Getting to Thailand: Siem Reap to Bangkok
Getting to the border By far the busiest crossing between Cambodia and Thailand, the Poipet/Aranya Prathet border crossing (6am to 10pm in theory, 6.30am to 7.30pm in practice) is the route most people take when travelling between Bangkok and Siem Reap. It has earned a bad reputation over the years, with scams galore to help tourists part with their money, especially coming in from Thailand.
Frequent buses and share taxis run from Siem Reap and Battambang to Poipet. Don't get off the bus until you reach the big roundabout adjacent to the border post. Buying a ticket all the way to Bangkok can expedite things and save you the hassle of finding onward transport on the Thai side. There are now several bus companies that offer through-buses from Siem Reap to Mo Chit bus station in Bangkok.
At the border Be prepared to wait in sweltering immigration lines on both sides – waits of two or more hours are not uncommon, especially in the high season. Show up early in the morning to avoid the crowds, but be aware that rarely does anybody get across before 6.30am. You can pay a special 'VIP fee' (aka a bribe) of 200B on either side to skip the lines, but beware of scams and realise that you are contributing to longer wait times for everybody else. There is no departure tax to leave Cambodia despite what Cambodian border officials might tell you. Entering Thailand, most nationalities are issued 15-day visa waivers free of charge.
Coming in from Thailand, under no circumstances should you deal with any 'Cambodian' immigration officials who might approach you on the Thai side – this is a scam.
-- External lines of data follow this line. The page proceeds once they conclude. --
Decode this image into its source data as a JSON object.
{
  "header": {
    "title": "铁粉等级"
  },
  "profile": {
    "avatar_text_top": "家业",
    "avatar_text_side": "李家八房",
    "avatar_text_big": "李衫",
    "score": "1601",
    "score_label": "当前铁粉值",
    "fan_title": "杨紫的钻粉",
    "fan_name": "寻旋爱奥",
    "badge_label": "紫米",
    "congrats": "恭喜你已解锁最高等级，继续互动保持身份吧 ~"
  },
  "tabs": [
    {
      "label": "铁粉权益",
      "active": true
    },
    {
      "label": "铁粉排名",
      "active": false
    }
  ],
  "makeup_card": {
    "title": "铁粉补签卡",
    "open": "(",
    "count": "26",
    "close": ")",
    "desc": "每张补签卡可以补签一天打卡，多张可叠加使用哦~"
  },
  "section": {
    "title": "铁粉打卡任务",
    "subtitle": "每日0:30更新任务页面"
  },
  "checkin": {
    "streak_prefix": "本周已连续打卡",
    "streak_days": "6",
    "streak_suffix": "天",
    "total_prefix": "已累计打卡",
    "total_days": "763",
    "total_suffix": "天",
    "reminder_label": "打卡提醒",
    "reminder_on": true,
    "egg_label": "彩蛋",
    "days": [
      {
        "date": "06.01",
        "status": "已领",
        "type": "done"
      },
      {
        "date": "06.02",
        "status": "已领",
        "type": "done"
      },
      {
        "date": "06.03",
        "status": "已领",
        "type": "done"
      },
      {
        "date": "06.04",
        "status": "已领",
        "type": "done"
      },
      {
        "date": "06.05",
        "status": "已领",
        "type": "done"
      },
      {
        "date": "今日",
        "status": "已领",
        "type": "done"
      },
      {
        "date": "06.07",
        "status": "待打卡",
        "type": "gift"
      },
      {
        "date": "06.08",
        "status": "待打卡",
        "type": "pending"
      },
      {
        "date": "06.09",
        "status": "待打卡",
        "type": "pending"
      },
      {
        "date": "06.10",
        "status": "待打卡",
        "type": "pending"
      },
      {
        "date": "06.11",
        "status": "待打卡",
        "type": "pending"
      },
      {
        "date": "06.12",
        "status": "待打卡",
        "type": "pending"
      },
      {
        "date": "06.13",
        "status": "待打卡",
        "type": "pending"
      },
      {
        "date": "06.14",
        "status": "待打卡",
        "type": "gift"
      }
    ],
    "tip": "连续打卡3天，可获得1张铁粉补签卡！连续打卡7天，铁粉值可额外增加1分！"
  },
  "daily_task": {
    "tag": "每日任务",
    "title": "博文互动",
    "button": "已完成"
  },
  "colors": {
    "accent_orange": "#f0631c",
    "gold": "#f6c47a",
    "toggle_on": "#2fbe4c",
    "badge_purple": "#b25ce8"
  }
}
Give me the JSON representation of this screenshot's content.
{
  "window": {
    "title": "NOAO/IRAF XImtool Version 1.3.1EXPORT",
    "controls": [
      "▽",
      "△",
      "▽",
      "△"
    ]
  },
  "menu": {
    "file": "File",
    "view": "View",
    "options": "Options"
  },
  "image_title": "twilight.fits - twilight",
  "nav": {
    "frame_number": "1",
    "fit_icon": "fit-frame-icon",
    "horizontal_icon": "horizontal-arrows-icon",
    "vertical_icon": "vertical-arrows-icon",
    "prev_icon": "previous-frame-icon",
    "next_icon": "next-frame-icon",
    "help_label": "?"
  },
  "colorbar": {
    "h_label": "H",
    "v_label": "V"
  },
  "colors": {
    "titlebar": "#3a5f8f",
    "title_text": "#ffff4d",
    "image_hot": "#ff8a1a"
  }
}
Entering Cambodia, the official tourist visa fee is US$30, but it's common to be charged $35. If you don't mind waiting around, you can usually get the official rate if you politely hold firm. Procuring an e-visa (US$37) before travel won't save you any money but will lower your stress levels.
Moving on Minibuses wait just over the border on the Thai side to whisk you to Bangkok’s Victory Monument (230B, four hours, every 30 minutes from 6.30am to 4.30pm). Or make your way 7km to Aranya Prathet by tuk tuk (100B) or sŏrngtăaou (pick-up truck; 15B), from where there are regular buses to Bangkok's Mo Chit and Eastern station between 5am and 3pm (229B, five to six hours). Make sure your tuk tuk driver takes you to the main bus station in Aranya Prathet for your 100B, not to the smaller station about 1km from the border (a common scam). The 6.40am and the 1.55pm trains (six hours) are other options to Bangkok.